Work instructions: Below are some entries. Work out how many of their lines hold the word "JSON", and write that number alone.
*** Data Section Begins ***
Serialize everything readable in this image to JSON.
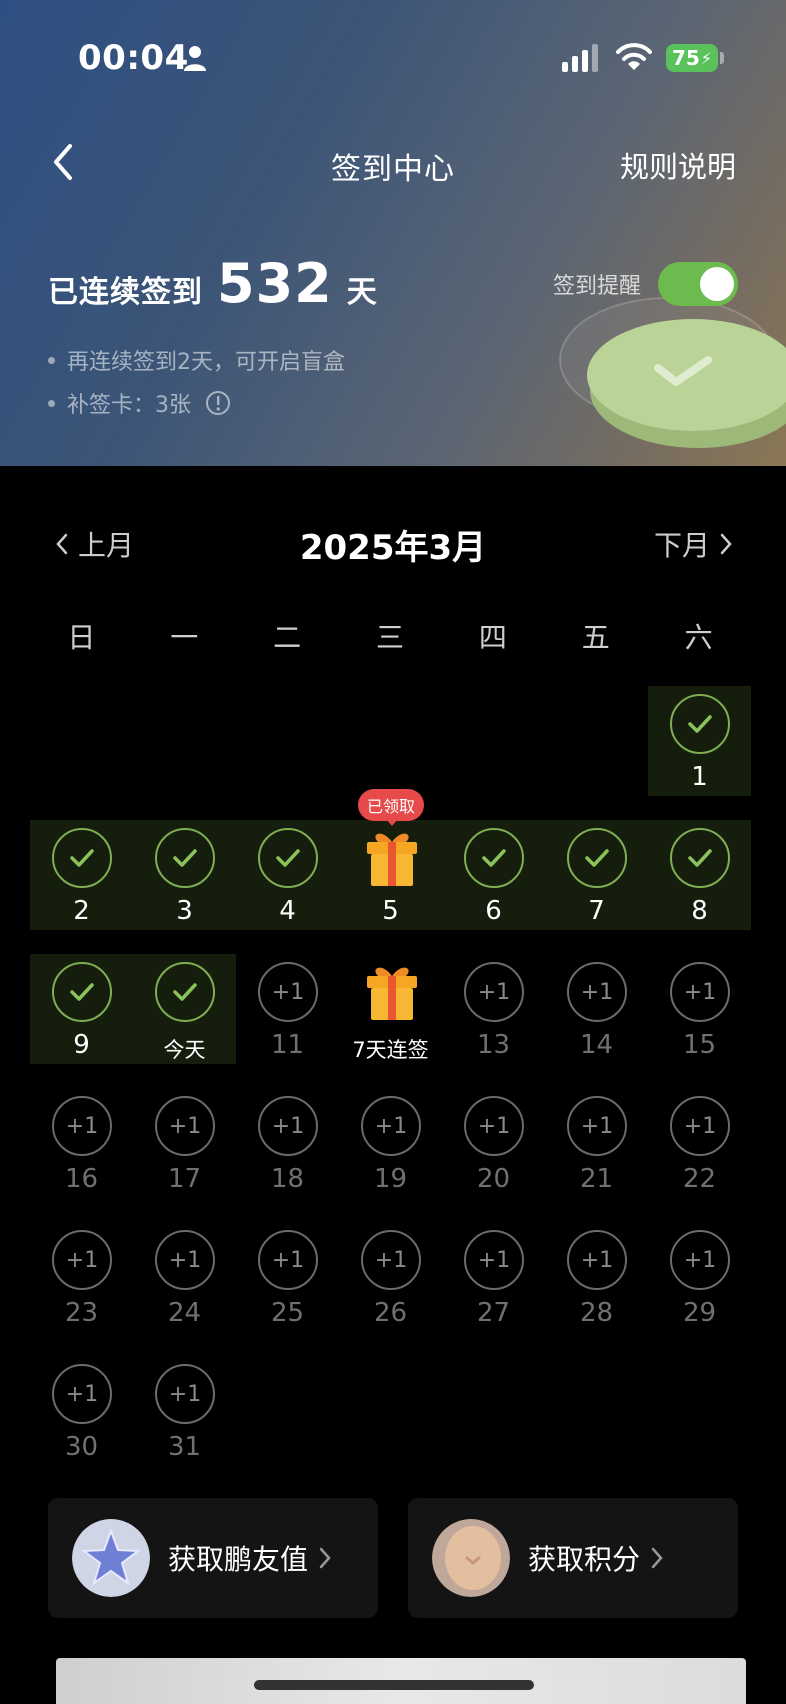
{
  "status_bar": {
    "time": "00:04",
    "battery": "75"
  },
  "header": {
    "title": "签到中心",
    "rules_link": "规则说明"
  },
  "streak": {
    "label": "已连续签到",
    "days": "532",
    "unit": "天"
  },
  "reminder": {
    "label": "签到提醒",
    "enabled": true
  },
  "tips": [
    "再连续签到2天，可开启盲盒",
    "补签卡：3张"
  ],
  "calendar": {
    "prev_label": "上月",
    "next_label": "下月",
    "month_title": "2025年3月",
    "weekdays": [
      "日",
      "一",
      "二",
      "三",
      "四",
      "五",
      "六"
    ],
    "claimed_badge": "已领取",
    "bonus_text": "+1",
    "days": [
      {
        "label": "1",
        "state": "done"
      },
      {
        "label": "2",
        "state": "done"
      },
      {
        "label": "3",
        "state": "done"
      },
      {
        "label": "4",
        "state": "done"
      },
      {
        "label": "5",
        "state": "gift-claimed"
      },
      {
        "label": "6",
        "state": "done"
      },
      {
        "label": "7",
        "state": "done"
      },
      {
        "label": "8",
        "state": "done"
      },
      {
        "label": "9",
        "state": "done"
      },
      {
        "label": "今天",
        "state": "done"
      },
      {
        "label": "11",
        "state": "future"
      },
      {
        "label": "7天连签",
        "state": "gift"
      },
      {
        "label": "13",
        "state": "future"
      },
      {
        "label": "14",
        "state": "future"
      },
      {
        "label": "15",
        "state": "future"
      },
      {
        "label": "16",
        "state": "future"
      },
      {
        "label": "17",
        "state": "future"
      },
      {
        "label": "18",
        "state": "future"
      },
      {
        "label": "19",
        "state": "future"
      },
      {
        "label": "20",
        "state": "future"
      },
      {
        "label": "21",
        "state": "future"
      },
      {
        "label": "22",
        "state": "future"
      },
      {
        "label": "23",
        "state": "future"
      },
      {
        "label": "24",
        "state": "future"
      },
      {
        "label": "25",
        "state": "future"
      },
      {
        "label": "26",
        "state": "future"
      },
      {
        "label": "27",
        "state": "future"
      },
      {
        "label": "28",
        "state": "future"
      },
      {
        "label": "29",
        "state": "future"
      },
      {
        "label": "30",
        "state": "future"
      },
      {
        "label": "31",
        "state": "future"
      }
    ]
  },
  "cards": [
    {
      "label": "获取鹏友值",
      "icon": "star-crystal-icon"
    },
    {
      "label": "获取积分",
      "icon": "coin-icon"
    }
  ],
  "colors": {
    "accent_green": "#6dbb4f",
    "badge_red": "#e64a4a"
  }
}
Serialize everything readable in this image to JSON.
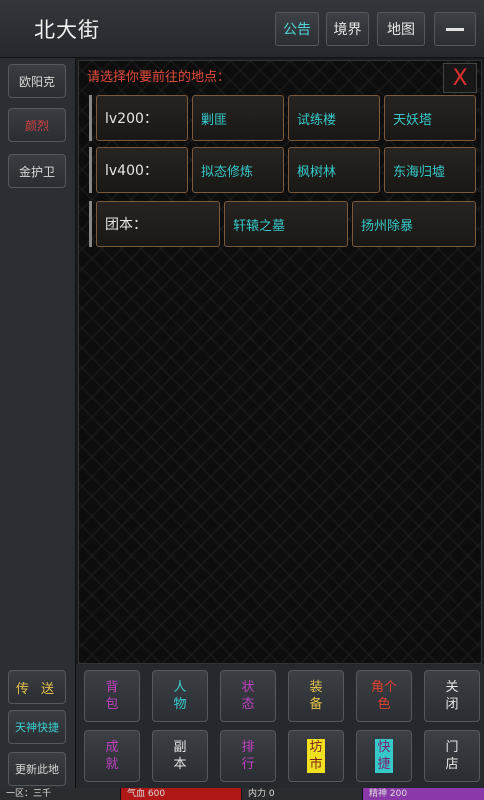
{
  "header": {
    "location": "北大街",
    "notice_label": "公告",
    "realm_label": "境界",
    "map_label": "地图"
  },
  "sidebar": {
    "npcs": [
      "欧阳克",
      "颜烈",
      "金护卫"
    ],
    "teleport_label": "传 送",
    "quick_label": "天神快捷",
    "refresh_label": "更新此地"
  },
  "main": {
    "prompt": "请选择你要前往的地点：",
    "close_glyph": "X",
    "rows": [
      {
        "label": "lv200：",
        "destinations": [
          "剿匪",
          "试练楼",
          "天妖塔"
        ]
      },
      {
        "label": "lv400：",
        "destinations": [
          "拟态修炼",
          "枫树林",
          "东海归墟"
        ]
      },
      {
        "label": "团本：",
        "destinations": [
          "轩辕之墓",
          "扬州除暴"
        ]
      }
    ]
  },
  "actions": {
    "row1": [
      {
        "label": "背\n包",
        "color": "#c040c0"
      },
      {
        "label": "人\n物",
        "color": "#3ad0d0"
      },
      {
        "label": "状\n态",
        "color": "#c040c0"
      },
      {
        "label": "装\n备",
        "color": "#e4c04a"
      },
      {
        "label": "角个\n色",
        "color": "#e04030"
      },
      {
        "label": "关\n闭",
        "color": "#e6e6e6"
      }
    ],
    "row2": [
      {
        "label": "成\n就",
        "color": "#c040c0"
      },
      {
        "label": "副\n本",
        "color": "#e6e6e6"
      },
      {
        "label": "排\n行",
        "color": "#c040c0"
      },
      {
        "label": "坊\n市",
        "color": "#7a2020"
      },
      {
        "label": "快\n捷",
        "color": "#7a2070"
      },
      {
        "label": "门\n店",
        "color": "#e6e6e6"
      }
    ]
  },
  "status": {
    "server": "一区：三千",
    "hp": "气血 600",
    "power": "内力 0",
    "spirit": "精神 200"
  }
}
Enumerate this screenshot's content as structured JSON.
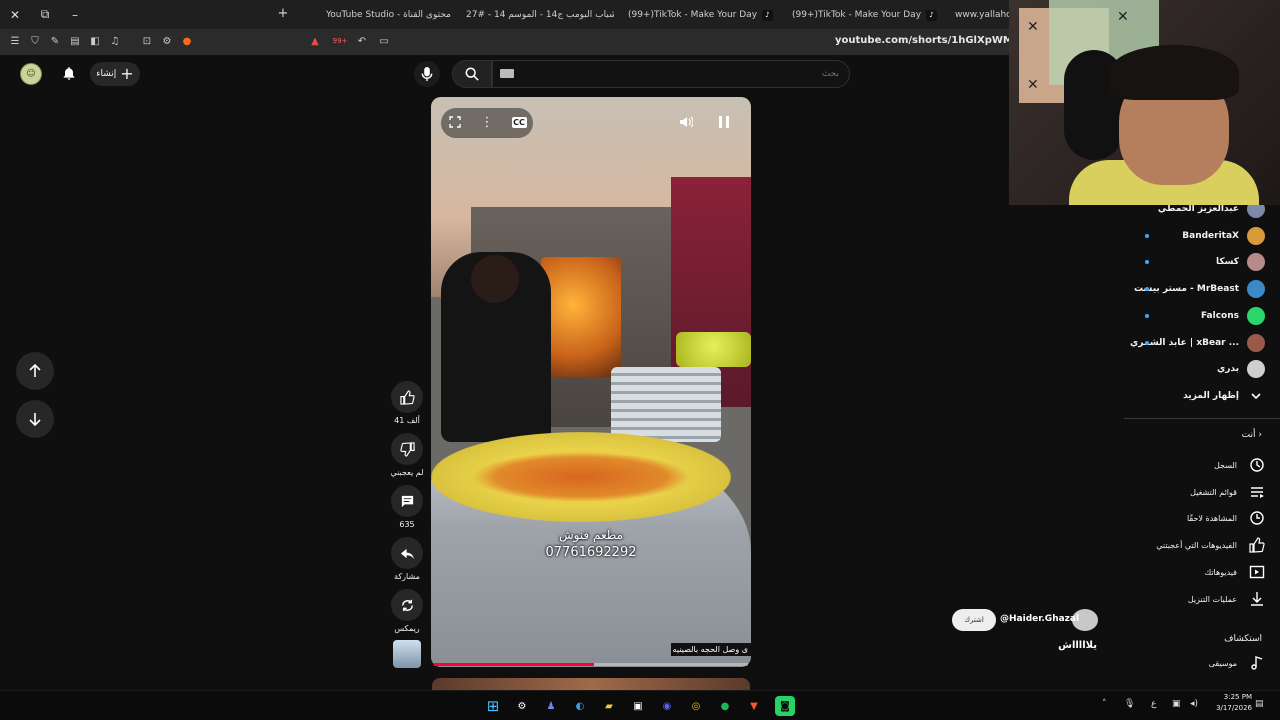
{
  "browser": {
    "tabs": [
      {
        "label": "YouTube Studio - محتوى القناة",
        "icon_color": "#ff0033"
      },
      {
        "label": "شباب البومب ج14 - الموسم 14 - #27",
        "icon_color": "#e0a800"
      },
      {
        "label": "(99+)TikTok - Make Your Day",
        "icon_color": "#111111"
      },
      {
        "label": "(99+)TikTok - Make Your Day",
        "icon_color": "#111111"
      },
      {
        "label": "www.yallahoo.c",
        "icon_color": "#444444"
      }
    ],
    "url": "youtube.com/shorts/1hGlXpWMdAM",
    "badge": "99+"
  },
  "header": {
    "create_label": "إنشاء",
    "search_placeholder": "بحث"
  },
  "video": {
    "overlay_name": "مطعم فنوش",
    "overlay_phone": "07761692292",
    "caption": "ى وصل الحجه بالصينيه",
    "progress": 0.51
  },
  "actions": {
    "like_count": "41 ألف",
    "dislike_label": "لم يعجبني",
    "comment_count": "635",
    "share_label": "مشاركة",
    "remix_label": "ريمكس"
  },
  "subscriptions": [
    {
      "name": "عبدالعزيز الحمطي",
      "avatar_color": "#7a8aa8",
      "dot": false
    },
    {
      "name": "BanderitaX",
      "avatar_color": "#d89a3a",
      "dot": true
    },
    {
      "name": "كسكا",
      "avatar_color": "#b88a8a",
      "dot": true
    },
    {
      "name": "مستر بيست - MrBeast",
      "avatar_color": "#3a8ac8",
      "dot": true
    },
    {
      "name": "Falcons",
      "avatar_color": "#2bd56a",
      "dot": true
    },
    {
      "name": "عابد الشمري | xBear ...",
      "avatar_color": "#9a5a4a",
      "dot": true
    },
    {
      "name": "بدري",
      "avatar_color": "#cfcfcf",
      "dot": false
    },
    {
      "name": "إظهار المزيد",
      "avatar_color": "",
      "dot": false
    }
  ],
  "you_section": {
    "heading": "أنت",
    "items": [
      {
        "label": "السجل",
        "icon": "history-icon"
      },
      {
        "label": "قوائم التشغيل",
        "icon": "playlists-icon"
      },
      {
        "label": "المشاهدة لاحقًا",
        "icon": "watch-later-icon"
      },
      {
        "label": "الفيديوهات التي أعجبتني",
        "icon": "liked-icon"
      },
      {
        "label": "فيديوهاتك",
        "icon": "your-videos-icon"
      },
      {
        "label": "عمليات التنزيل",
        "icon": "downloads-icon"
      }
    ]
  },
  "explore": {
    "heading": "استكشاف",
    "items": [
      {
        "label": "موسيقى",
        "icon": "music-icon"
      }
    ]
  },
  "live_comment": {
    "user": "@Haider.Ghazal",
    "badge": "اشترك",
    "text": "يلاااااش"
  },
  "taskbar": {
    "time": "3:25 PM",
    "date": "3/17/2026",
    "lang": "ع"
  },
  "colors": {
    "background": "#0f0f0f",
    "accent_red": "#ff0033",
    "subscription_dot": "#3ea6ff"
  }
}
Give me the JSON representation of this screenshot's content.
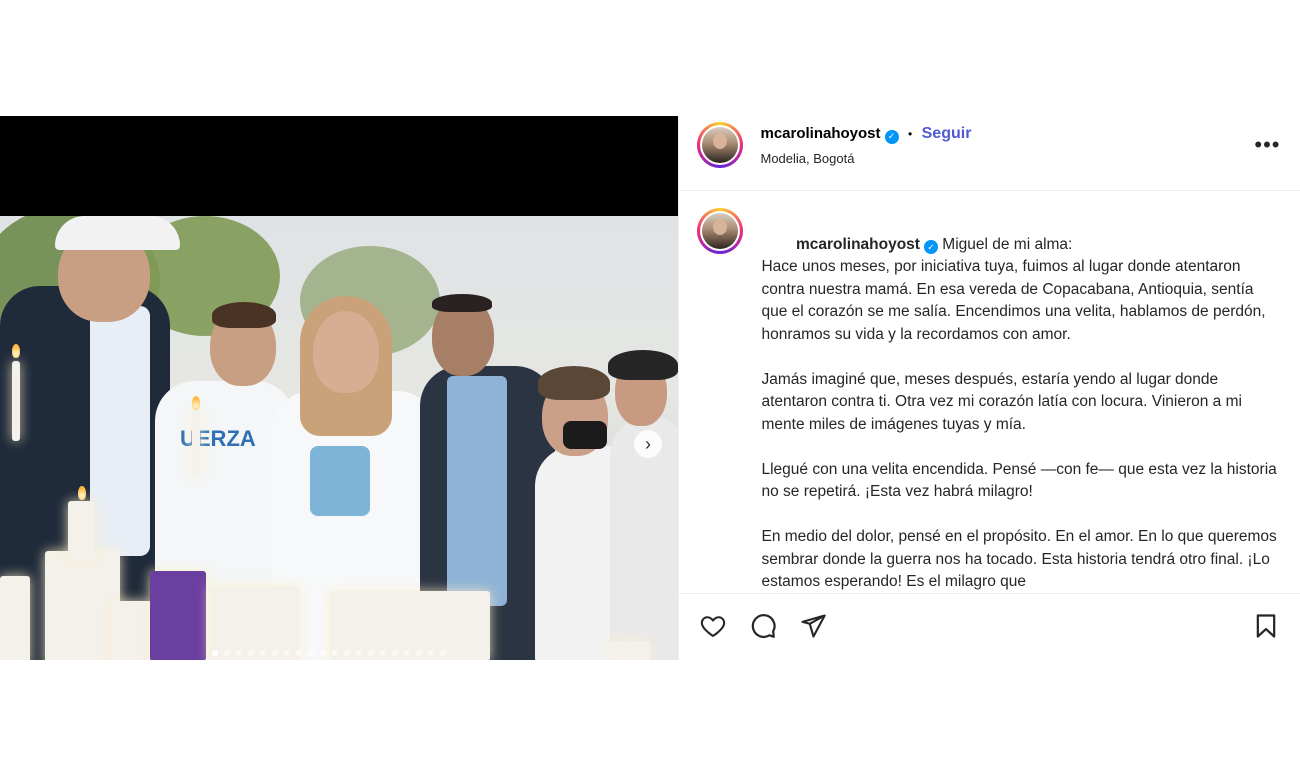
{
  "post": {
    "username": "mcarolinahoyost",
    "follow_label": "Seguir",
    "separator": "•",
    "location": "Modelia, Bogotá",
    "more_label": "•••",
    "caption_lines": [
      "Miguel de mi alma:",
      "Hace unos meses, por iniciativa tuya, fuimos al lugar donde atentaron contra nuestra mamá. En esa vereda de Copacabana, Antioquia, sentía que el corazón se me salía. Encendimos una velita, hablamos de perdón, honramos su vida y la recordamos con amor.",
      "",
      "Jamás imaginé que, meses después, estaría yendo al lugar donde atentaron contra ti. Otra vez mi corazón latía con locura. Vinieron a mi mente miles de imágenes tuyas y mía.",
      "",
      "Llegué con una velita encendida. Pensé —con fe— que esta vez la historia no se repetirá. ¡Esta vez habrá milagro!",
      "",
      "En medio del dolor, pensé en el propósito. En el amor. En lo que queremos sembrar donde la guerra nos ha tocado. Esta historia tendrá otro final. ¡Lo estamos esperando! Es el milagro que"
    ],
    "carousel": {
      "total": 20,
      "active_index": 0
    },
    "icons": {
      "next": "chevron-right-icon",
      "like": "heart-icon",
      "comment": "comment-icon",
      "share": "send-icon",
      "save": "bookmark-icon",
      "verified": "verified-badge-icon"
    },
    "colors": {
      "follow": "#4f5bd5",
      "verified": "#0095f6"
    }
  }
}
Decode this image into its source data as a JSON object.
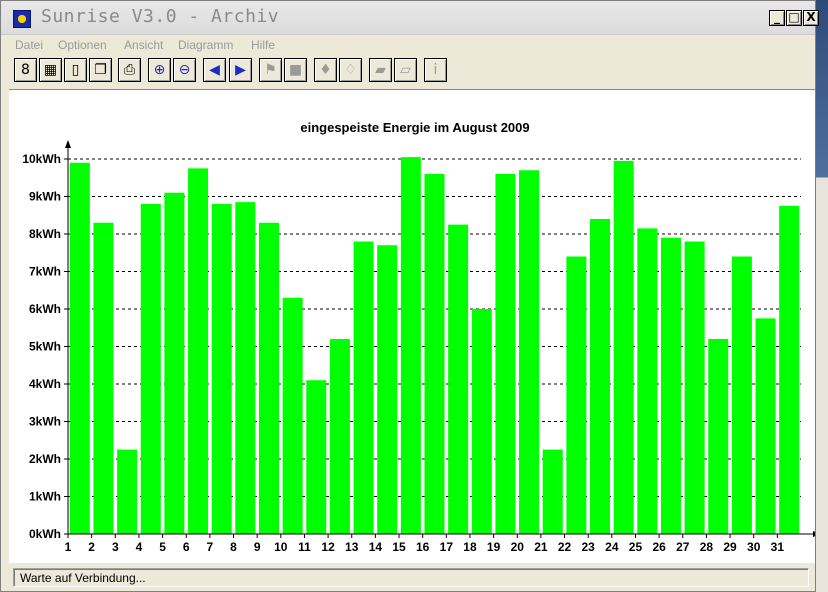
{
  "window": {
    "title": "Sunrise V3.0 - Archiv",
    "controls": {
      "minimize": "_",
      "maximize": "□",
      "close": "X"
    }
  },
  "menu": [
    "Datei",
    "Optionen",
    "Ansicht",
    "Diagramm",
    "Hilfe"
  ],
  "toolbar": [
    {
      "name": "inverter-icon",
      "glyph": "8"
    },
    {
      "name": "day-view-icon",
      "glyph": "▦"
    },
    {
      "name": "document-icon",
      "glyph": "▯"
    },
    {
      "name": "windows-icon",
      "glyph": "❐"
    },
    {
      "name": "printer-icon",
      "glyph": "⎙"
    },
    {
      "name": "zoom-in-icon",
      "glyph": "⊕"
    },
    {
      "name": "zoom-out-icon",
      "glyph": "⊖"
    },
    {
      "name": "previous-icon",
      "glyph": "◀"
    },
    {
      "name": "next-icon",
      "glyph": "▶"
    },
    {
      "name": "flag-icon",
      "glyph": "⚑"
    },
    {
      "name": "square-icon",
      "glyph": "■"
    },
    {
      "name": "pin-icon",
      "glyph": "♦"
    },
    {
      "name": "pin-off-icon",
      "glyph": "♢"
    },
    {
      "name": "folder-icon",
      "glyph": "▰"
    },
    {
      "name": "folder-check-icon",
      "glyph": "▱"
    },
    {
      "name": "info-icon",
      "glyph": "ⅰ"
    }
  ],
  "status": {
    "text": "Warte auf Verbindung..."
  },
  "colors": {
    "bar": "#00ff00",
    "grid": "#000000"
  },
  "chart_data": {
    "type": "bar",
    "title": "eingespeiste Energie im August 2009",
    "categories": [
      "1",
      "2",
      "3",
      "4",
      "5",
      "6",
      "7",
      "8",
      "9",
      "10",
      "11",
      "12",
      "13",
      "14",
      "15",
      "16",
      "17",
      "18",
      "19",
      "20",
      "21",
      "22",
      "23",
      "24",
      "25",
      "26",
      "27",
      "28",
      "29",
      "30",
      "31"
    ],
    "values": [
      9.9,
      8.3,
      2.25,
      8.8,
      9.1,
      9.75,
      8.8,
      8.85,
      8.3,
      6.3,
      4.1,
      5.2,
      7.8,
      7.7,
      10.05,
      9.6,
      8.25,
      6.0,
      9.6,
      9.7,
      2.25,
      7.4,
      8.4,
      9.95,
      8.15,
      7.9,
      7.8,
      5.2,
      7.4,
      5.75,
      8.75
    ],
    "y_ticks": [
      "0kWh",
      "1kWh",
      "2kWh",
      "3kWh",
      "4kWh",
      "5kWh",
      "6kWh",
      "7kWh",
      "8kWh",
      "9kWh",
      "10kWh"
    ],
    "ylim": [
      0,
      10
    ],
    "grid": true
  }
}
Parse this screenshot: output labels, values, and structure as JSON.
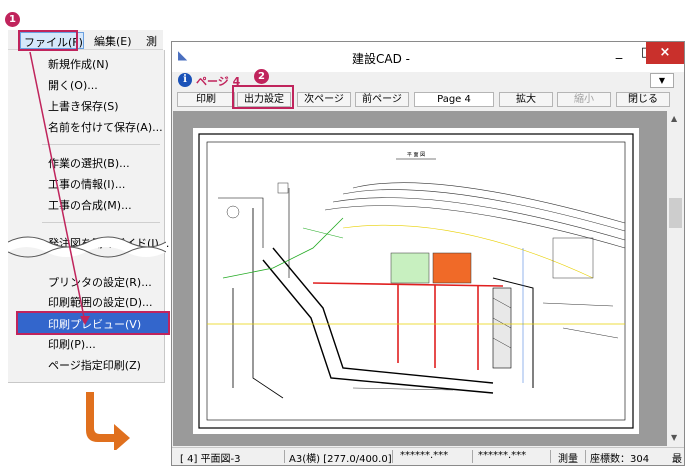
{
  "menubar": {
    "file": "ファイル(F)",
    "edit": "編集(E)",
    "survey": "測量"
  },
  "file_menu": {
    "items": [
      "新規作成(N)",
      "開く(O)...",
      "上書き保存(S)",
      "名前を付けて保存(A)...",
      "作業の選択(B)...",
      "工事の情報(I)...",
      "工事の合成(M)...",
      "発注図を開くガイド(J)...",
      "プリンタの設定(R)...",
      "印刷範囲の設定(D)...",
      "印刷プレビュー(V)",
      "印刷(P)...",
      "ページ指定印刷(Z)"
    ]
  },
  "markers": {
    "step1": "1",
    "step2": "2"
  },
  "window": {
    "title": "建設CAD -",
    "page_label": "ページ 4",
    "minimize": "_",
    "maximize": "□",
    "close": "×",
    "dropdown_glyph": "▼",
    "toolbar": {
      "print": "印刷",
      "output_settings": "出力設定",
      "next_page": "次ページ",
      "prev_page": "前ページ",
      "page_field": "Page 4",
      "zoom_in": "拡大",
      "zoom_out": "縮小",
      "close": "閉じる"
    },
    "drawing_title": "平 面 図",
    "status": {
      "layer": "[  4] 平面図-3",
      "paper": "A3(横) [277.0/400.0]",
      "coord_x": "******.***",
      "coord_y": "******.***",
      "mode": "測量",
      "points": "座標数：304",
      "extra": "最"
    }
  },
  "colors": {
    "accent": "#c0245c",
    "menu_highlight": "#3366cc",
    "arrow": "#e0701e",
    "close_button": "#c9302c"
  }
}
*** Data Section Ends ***
Solution to this problem: 6